» **YOUR INSTRUCTIONS**
Every entry, from the first line to the last, should be output exactly.

RECORD EXTRACTS: Begin

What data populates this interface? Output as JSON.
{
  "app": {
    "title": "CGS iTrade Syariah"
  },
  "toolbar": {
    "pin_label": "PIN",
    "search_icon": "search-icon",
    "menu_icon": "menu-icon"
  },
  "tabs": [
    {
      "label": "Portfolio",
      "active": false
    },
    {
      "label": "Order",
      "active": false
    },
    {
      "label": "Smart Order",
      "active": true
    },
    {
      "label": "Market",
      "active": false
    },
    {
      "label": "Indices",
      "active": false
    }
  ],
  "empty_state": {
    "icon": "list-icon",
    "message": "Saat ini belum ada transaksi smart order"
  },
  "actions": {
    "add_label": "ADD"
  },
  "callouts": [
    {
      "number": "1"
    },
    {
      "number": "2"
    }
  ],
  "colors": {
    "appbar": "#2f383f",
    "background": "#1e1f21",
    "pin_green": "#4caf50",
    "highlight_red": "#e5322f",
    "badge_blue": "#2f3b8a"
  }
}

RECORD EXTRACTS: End

» **TASK ANSWER**
What data populates this interface? Output as JSON.
{
  "app": {
    "title": "CGS iTrade Syariah"
  },
  "toolbar": {
    "pin_label": "PIN",
    "search_icon": "search-icon",
    "menu_icon": "menu-icon"
  },
  "tabs": [
    {
      "label": "Portfolio",
      "active": false
    },
    {
      "label": "Order",
      "active": false
    },
    {
      "label": "Smart Order",
      "active": true
    },
    {
      "label": "Market",
      "active": false
    },
    {
      "label": "Indices",
      "active": false
    }
  ],
  "empty_state": {
    "icon": "list-icon",
    "message": "Saat ini belum ada transaksi smart order"
  },
  "actions": {
    "add_label": "ADD"
  },
  "callouts": [
    {
      "number": "1"
    },
    {
      "number": "2"
    }
  ],
  "colors": {
    "appbar": "#2f383f",
    "background": "#1e1f21",
    "pin_green": "#4caf50",
    "highlight_red": "#e5322f",
    "badge_blue": "#2f3b8a"
  }
}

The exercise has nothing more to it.